Experiential Advocacy: Creating Arts Advocates through Dance




Abe Flores blogs on using the arts to build public value and generate public will for arts in school.







Arts advocacy takes many forms, from the traditional methods of advocating for an issue – organizing, coalition building, public awareness raising, lobbying etc. – to using the arts themselves for experiential advocacy: communicating the benefits of the arts in schools with an arts experience.

A couple of weeks ago, my toddler son and I attended a family movement workshop at an LAUSD elementary school in El Sereno. The workshop was lead by the school’s Dance Teacher, Ms. Torres, who has been teaching dance in LAUSD for several years and has now begun conducting workshops that bring parents onto the campus to learn about the cognitive benefits of dance and lead them through a family dance.

The parents, with their little ones in tow, moved to the music and Ms. Torres’ instruction: "Now create an open shape with your body; now create a closed shape," and "do a jerky dance like this, and now dance gracefully." She was teaching opposites, but at the same time expending some of the excess energy found in the children, creating a lovely bonding experience for the families and informing parents of the importance of dance in the classroom.

William, my four-year-old son, completely engaged, followed Ms. Torres’ instruction, happily spinning when asked to and repeating the vocabulary words as he moved. The first thing that came to my mind was that movement made grasping the concept of opposites much easier for all the children (who primarily spoke Spanish). The second thing that came to mind is that the parents were making the connection between dance and literacy as well. I could not think of a better way to make the case for arts in schools than engaging parents in the arts lesson.

Getting people to advocate actively for the arts requires building public value for the arts (i.e. informing people why they are important, what is their status in schools), and then generating the public will to act (beginning the actual steps to making change).

With experiential advocacy, like the parent/child dance class, the public value piece is built into the activity itself and the instructor can facilitate the participants’ understanding of the connections between the activity and its benefits.

During the movement workshop, the connection between literacy and movement became clear to parents when Ms. Torres pointed to her flip chart of words and told us that we are using our whole body and mind to understand their meaning. She also had a handout that detailed the cognitive benefits of the movements (translated into Spanish).

In a previous workshop, she had spoken about reaching the students who are deemed "troublesome" in other classes. Many times they are the best dance students – they are looking for an opportunity to use their excess energy and learn in the mode that makes sense for their learning style (kinesthetic learners, many times labeled "hyperactive," comprise most of the High School dropout population). 

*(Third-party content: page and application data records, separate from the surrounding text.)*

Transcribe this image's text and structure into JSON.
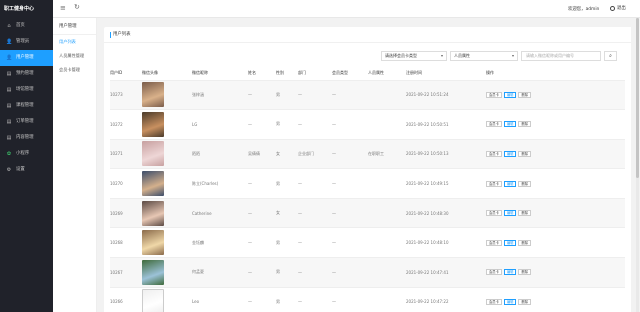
{
  "app": {
    "brand": "职工健身中心"
  },
  "sidebar": {
    "items": [
      {
        "icon": "home-icon",
        "glyph": "⌂",
        "label": "首页",
        "active": false
      },
      {
        "icon": "admin-icon",
        "glyph": "👤",
        "label": "管理员",
        "active": false
      },
      {
        "icon": "user-icon",
        "glyph": "👤",
        "label": "用户管理",
        "active": true
      },
      {
        "icon": "bookings-icon",
        "glyph": "▤",
        "label": "预约管理",
        "active": false
      },
      {
        "icon": "venue-icon",
        "glyph": "▤",
        "label": "场馆管理",
        "active": false
      },
      {
        "icon": "course-icon",
        "glyph": "▤",
        "label": "课程管理",
        "active": false
      },
      {
        "icon": "order-icon",
        "glyph": "▤",
        "label": "订单管理",
        "active": false
      },
      {
        "icon": "content-icon",
        "glyph": "▤",
        "label": "内容管理",
        "active": false
      },
      {
        "icon": "miniprogram-icon",
        "glyph": "✿",
        "label": "小程序",
        "active": false
      },
      {
        "icon": "settings-icon",
        "glyph": "⚙",
        "label": "设置",
        "active": false
      }
    ]
  },
  "topbar": {
    "welcome": "欢迎您，admin",
    "logout": "退出"
  },
  "submenu": {
    "title": "用户管理",
    "items": [
      {
        "label": "用户列表",
        "active": true
      },
      {
        "label": "人员属性管理",
        "active": false
      },
      {
        "label": "会员卡管理",
        "active": false
      }
    ]
  },
  "card": {
    "title": "用户列表"
  },
  "filters": {
    "card_type": "请选择会员卡类型",
    "attribute": "人员属性",
    "search_placeholder": "请输入微信昵称或用户编号",
    "search_icon": "search-icon"
  },
  "table": {
    "headers": [
      "用户ID",
      "微信头像",
      "微信昵称",
      "姓名",
      "性别",
      "部门",
      "会员类型",
      "人员属性",
      "注册时间",
      "操作"
    ],
    "ops": {
      "card": "会员卡",
      "edit": "编辑",
      "delete": "删除"
    },
    "rows": [
      {
        "id": "10273",
        "nick": "张梓涵",
        "name": "—",
        "gender": "男",
        "dept": "—",
        "type": "—",
        "attr": "",
        "time": "2021-09-22 10:51:24",
        "avatar": [
          "#7a5c4a",
          "#d9b18a"
        ]
      },
      {
        "id": "10272",
        "nick": "LG",
        "name": "—",
        "gender": "男",
        "dept": "—",
        "type": "—",
        "attr": "",
        "time": "2021-09-22 10:50:51",
        "avatar": [
          "#4a3a2a",
          "#c89060"
        ]
      },
      {
        "id": "10271",
        "nick": "陌陌",
        "name": "吴倩倩",
        "gender": "女",
        "dept": "企业部门",
        "type": "—",
        "attr": "在职职工",
        "time": "2021-09-22 10:50:13",
        "avatar": [
          "#c7a0a0",
          "#eed6d6"
        ]
      },
      {
        "id": "10270",
        "nick": "陈立(Charles)",
        "name": "—",
        "gender": "男",
        "dept": "—",
        "type": "—",
        "attr": "",
        "time": "2021-09-22 10:49:15",
        "avatar": [
          "#3c4d6a",
          "#d4b08c"
        ]
      },
      {
        "id": "10269",
        "nick": "Catherine",
        "name": "—",
        "gender": "女",
        "dept": "—",
        "type": "—",
        "attr": "",
        "time": "2021-09-22 10:48:30",
        "avatar": [
          "#5b4a44",
          "#e7c7b4"
        ]
      },
      {
        "id": "10268",
        "nick": "金钰麟",
        "name": "—",
        "gender": "男",
        "dept": "—",
        "type": "—",
        "attr": "",
        "time": "2021-09-22 10:48:10",
        "avatar": [
          "#8a6a4a",
          "#f0d8a8"
        ]
      },
      {
        "id": "10267",
        "nick": "何孟夏",
        "name": "—",
        "gender": "男",
        "dept": "—",
        "type": "—",
        "attr": "",
        "time": "2021-09-22 10:47:41",
        "avatar": [
          "#3e6a3a",
          "#9cc2d8"
        ]
      },
      {
        "id": "10266",
        "nick": "Leo",
        "name": "—",
        "gender": "男",
        "dept": "—",
        "type": "—",
        "attr": "",
        "time": "2021-09-22 10:47:22",
        "avatar": [
          "#efefef",
          "#ffffff"
        ]
      }
    ]
  }
}
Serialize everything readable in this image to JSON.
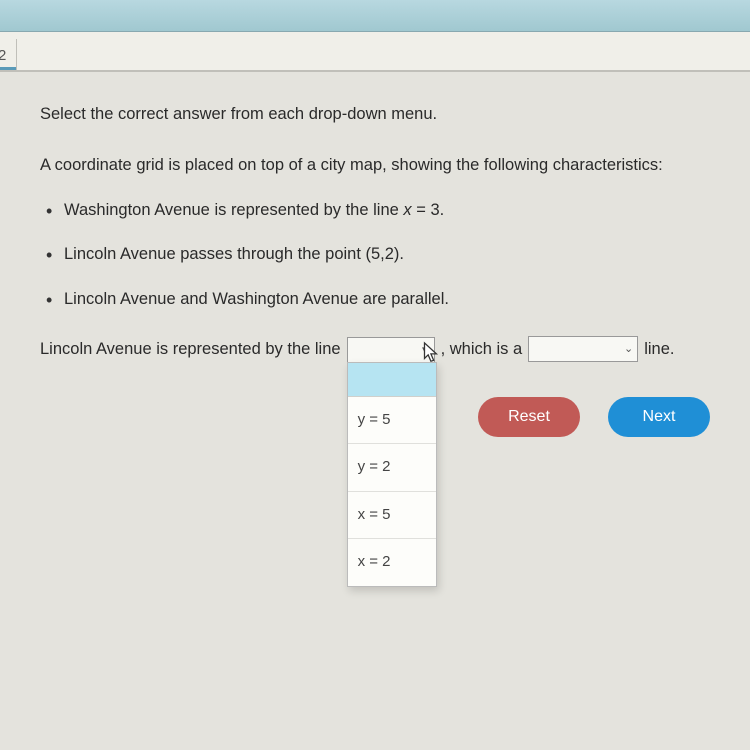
{
  "tabBar": {
    "tabLabel": "2"
  },
  "instruction": "Select the correct answer from each drop-down menu.",
  "problemStatement": "A coordinate grid is placed on top of a city map, showing the following characteristics:",
  "bullets": [
    {
      "pre": "Washington Avenue is represented by the line ",
      "mathVar": "x",
      "mathRest": " = 3."
    },
    {
      "full": "Lincoln Avenue passes through the point (5,2)."
    },
    {
      "full": "Lincoln Avenue and Washington Avenue are parallel."
    }
  ],
  "answer": {
    "text1": "Lincoln Avenue is represented by the line",
    "text2": ", which is a",
    "text3": "line."
  },
  "dropdown1": {
    "options": [
      "y = 5",
      "y = 2",
      "x = 5",
      "x = 2"
    ]
  },
  "buttons": {
    "reset": "Reset",
    "next": "Next"
  }
}
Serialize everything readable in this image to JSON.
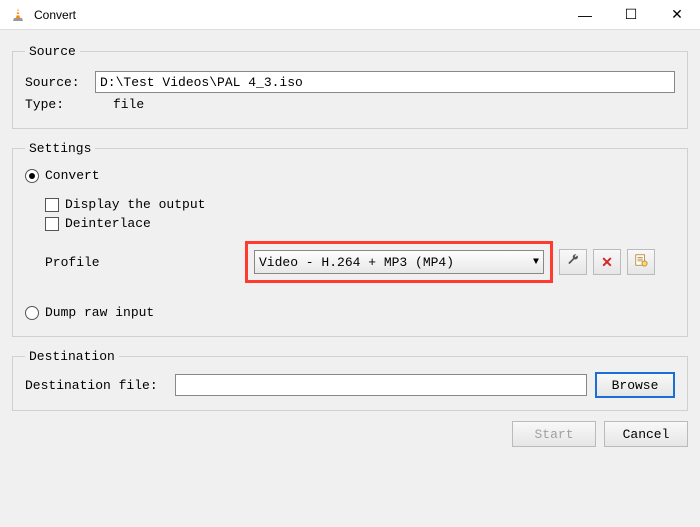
{
  "window": {
    "title": "Convert",
    "controls": {
      "min": "—",
      "max": "☐",
      "close": "✕"
    }
  },
  "source": {
    "legend": "Source",
    "source_label": "Source:",
    "source_value": "D:\\Test Videos\\PAL 4_3.iso",
    "type_label": "Type:",
    "type_value": "file"
  },
  "settings": {
    "legend": "Settings",
    "convert_label": "Convert",
    "display_output_label": "Display the output",
    "deinterlace_label": "Deinterlace",
    "profile_label": "Profile",
    "profile_value": "Video - H.264 + MP3 (MP4)",
    "dump_label": "Dump raw input"
  },
  "destination": {
    "legend": "Destination",
    "file_label": "Destination file:",
    "file_value": "",
    "browse_label": "Browse"
  },
  "buttons": {
    "start": "Start",
    "cancel": "Cancel"
  },
  "icons": {
    "wrench": "wrench",
    "delete": "delete",
    "new_profile": "new"
  }
}
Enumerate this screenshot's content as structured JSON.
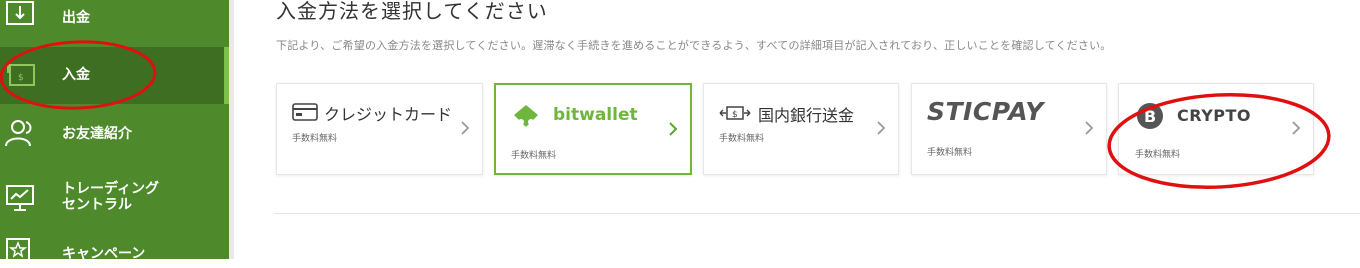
{
  "sidebar": {
    "items": [
      {
        "label": "出金",
        "icon": "withdraw-icon"
      },
      {
        "label": "入金",
        "icon": "deposit-icon",
        "active": true
      },
      {
        "label": "お友達紹介",
        "icon": "friends-icon"
      },
      {
        "label": "トレーディング\nセントラル",
        "icon": "trading-monitor-icon"
      },
      {
        "label": "キャンペーン",
        "icon": "campaign-star-icon"
      }
    ]
  },
  "main": {
    "title": "入金方法を選択してください",
    "description": "下記より、ご希望の入金方法を選択してください。遅滞なく手続きを進めることができるよう、すべての詳細項目が記入されており、正しいことを確認してください。",
    "methods": [
      {
        "name": "クレジットカード",
        "fee": "手数料無料",
        "icon": "credit-card-icon"
      },
      {
        "name": "bitwallet",
        "fee": "手数料無料",
        "icon": "bitwallet-logo",
        "selected": true
      },
      {
        "name": "国内銀行送金",
        "fee": "手数料無料",
        "icon": "bank-transfer-icon"
      },
      {
        "name": "STICPAY",
        "fee": "手数料無料",
        "icon": "sticpay-logo"
      },
      {
        "name": "CRYPTO",
        "fee": "手数料無料",
        "icon": "bitcoin-icon"
      }
    ]
  },
  "colors": {
    "sidebar_bg": "#4e8a2b",
    "sidebar_active": "#3e6e22",
    "accent_green": "#6fb63d",
    "annotation_red": "#e01010"
  }
}
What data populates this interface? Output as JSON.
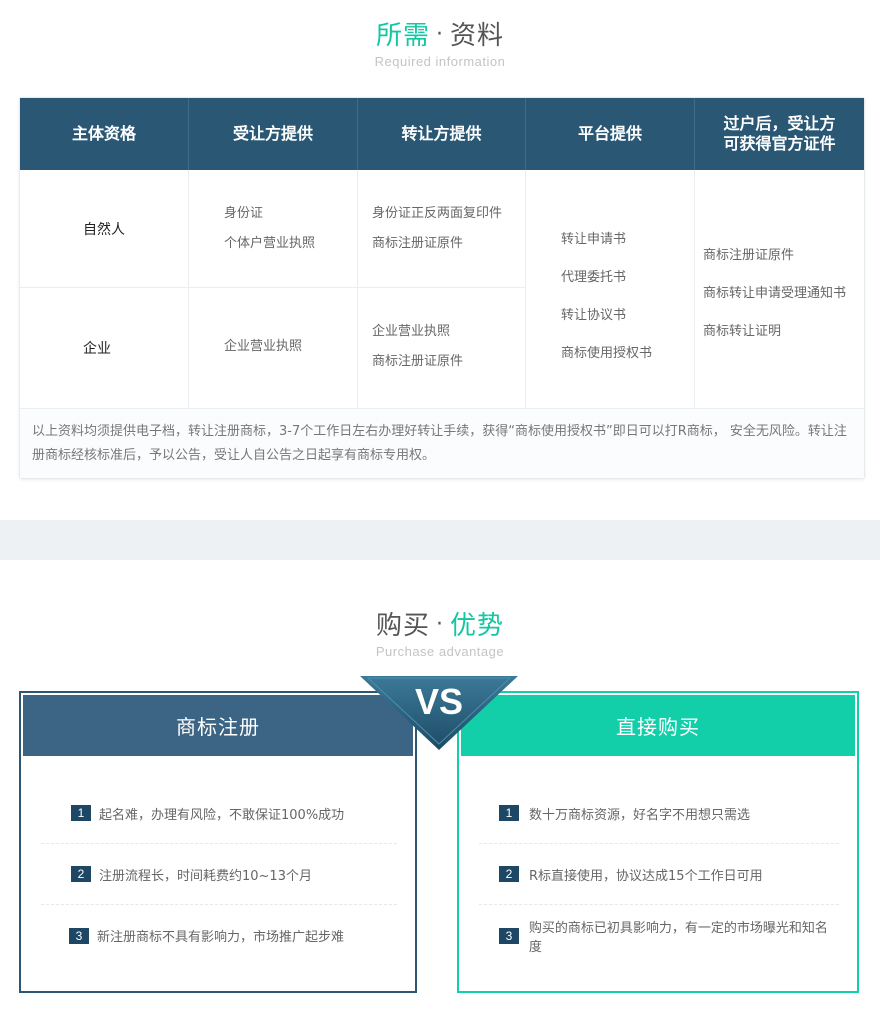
{
  "requirements": {
    "title_part1": "所需",
    "title_dot": "·",
    "title_part2": "资料",
    "subtitle": "Required information",
    "headers": [
      "主体资格",
      "受让方提供",
      "转让方提供",
      "平台提供",
      "过户后，受让方",
      "可获得官方证件"
    ],
    "rows": {
      "natural": {
        "subject": "自然人",
        "assignee": [
          "身份证",
          "个体户营业执照"
        ],
        "assignor": [
          "身份证正反两面复印件",
          "商标注册证原件"
        ]
      },
      "enterprise": {
        "subject": "企业",
        "assignee": [
          "企业营业执照"
        ],
        "assignor": [
          "企业营业执照",
          "商标注册证原件"
        ]
      }
    },
    "platform": [
      "转让申请书",
      "代理委托书",
      "转让协议书",
      "商标使用授权书"
    ],
    "official": [
      "商标注册证原件",
      "商标转让申请受理通知书",
      "商标转让证明"
    ],
    "note": "以上资料均须提供电子档，转让注册商标，3-7个工作日左右办理好转让手续，获得“商标使用授权书”即日可以打R商标， 安全无风险。转让注册商标经核标准后，予以公告，受让人自公告之日起享有商标专用权。"
  },
  "advantage": {
    "title_part1": "购买",
    "title_dot": "·",
    "title_part2": "优势",
    "subtitle": "Purchase advantage",
    "vs_label": "VS",
    "left": {
      "title": "商标注册",
      "items": [
        {
          "num": "1",
          "text": "起名难，办理有风险，不敢保证100%成功"
        },
        {
          "num": "2",
          "text": "注册流程长，时间耗费约10~13个月"
        },
        {
          "num": "3",
          "text": "新注册商标不具有影响力，市场推广起步难"
        }
      ]
    },
    "right": {
      "title": "直接购买",
      "items": [
        {
          "num": "1",
          "text": "数十万商标资源，好名字不用想只需选"
        },
        {
          "num": "2",
          "text": "R标直接使用，协议达成15个工作日可用"
        },
        {
          "num": "3",
          "text": "购买的商标已初具影响力，有一定的市场曝光和知名度"
        }
      ]
    }
  },
  "colors": {
    "navy": "#2a5874",
    "teal": "#13cfa9",
    "green_title": "#13c7a2"
  }
}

Building public will is a bit trickier than building public value, because it requires a plan of action within the capacity of the participant and that makes sense in relation to the context of arts education in the participant’s community.  In short: any action must be doable, realistic and helpful.

Parents can begin to build public will by simply asking about the arts in their child’s school, making sure the arts are discussed at every parent meeting, and, in partnership with school administration and other parents, strategize how to bring specific arts programs into the school.

In summation, for people to act they must first know why and how.

My ask is for artists with an engaged audience to carry the message of the importance of arts in schools and hand out informational materials at their events (such as our new flyer; please see below).  It's easy, and can help people understand the value of the arts-- and begin to do something to increase their access, quality and integration into curriculum within our local public schools.

"Why all students deserve the Arts"  PDF - English, Spanish